Speaking of Google doing business with spammers, if you google for "rss2blog", you'll see more advertisements of spamming softwares. rss2blog is a software that allows anyone to just dump rss feeds into blogspot blog in masses. This software tends to create splogs which has a predictable pattern of a link and a block of text below and this tends to bypass the recently implemented splog filter from Next Blog button ring.

Google was very quick to remove all 2763 porn related splogs I've sumbitted days earlier. Having said that I'm not entirely certain if I had anything to do with it. I never received the semi human/machine generated email telling me that they've received my email. That confirmation email tends to somewhat funny as well as bit annoying since it recommends that I use "Flagging as Objectionable" feature. I can't imagine me or anyone visiting thousands of splogs and clicking on flag button.

Update: I did eventually get a confirmation email from Blogger support.

Thursday, October 06, 2005

Stupid Spammer

Apparently the spammer who created those 2763 porn related splogs isn't very smart. He left his web front end to his spamming tool wide open for public. Also it appears he is a Russian which I didn't know. www.oocasino.info is where his web front end is accessible.

Update: The spammer finally figured out that people were going into his web front end and started messing with it so he put up an authentication. It doesn't really matter because Google deleted all his splogs.

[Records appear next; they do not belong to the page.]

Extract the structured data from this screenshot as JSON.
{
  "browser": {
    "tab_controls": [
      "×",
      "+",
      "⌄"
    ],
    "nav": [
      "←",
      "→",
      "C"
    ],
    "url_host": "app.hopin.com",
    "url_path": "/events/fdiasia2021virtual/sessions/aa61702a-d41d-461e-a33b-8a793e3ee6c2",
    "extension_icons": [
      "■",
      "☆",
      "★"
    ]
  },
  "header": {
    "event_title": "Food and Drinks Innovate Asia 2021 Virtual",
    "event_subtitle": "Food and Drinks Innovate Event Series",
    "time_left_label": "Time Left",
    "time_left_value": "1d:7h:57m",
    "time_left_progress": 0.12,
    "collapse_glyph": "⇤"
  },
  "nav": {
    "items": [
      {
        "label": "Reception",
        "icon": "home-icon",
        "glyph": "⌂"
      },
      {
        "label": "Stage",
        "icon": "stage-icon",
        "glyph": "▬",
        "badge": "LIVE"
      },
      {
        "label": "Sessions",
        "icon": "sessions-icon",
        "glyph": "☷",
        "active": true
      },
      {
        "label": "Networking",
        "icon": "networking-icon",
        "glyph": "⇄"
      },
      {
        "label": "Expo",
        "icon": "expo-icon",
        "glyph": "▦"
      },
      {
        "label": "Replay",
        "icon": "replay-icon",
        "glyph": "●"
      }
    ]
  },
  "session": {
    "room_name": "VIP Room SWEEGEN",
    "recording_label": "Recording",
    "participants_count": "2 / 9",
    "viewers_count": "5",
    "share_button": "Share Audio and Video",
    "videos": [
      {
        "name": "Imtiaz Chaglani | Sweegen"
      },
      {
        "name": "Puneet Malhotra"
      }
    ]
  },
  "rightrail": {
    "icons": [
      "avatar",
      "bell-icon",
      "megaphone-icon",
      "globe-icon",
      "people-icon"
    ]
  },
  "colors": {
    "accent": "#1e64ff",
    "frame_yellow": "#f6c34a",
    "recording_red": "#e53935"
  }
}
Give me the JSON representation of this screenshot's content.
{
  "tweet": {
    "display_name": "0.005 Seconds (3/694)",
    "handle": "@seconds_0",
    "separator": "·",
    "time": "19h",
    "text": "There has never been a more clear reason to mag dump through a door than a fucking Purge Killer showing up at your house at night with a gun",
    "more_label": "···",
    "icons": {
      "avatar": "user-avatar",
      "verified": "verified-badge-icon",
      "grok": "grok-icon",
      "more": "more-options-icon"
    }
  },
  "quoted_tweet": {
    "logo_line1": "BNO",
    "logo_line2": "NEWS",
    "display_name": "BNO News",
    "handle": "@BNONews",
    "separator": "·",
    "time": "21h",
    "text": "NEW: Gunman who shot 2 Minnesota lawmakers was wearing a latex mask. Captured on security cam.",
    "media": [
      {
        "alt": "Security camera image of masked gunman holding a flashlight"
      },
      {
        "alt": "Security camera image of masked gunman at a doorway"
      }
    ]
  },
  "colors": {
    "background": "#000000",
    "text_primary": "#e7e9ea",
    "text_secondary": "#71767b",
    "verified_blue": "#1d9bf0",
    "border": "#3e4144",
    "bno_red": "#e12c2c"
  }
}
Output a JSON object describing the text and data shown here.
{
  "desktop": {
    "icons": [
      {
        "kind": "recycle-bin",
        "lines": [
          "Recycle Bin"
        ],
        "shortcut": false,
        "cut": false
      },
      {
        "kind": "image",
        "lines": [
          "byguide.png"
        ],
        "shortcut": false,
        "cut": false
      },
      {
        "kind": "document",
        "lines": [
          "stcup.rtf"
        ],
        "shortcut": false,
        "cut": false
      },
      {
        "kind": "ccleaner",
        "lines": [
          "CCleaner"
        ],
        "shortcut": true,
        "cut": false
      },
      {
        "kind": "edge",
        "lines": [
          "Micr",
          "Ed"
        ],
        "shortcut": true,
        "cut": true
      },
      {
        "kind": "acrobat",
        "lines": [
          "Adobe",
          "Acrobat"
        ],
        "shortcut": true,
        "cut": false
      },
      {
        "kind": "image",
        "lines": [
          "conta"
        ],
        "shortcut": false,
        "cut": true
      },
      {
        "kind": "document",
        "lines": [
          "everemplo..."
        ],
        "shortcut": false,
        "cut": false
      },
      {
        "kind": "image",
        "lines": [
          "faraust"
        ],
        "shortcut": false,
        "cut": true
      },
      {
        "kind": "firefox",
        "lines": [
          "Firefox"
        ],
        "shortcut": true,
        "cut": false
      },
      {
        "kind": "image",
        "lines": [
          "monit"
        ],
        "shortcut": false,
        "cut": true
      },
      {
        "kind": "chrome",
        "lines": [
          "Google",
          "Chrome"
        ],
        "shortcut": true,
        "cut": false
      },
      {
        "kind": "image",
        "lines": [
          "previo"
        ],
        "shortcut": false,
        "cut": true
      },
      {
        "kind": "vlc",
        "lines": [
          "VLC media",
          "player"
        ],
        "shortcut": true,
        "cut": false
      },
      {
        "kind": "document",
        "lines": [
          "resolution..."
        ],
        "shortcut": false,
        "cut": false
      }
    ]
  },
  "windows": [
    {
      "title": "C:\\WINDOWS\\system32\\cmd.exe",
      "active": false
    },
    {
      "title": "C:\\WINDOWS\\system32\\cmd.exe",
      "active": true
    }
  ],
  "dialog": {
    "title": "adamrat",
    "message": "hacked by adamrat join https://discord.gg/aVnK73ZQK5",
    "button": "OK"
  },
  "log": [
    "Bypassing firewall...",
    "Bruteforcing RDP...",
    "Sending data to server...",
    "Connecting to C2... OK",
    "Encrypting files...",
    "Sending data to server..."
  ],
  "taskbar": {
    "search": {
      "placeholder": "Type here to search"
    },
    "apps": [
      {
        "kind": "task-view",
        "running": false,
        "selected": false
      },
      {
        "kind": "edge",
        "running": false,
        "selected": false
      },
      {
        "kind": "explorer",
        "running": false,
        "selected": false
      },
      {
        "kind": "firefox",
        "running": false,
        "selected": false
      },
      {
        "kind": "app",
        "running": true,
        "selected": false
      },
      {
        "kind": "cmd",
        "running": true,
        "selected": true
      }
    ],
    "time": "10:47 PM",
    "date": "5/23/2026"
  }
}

Wednesday, October 05, 2005

Current Status

My current list of splogs has jumped to 7520 entries. I am still accumulating blogspot blogs at a steady pace. I have more then 232,000 blogs archived which is about 28GB of raw data that will need to be parsed and analyzed. By my rough estimate between half to two thirds of those blogs are splogs. I began noticing some trends regarding the growth of splogs recently. About a month ago blog spammers were mostly small timers trying to generate traffic and make money by AdSense ad clicks. It has slowly attracted more serious professional spammers with their refined skills to thwart filters and javascript driven dynamically generated links. Now I'm seeing splogs with links to some site in Russia with unique identifier in links just like your email spam. I guess what they say is true. When you have one broken window you have to fix them as quickly as possible. If you don't you end up with whole lot of broken windows. They tend to spread like a wildfire. By tolerating the squalor, it become the norm. Right now blog space is quickly turning into a slum of the internet. Google needs to take drastic action soon and hopefully before it's too late.

2763 Splogs

I just reported a set of 2763 porn related splogs created by one spammer. Here are the first ten splogs as a sample: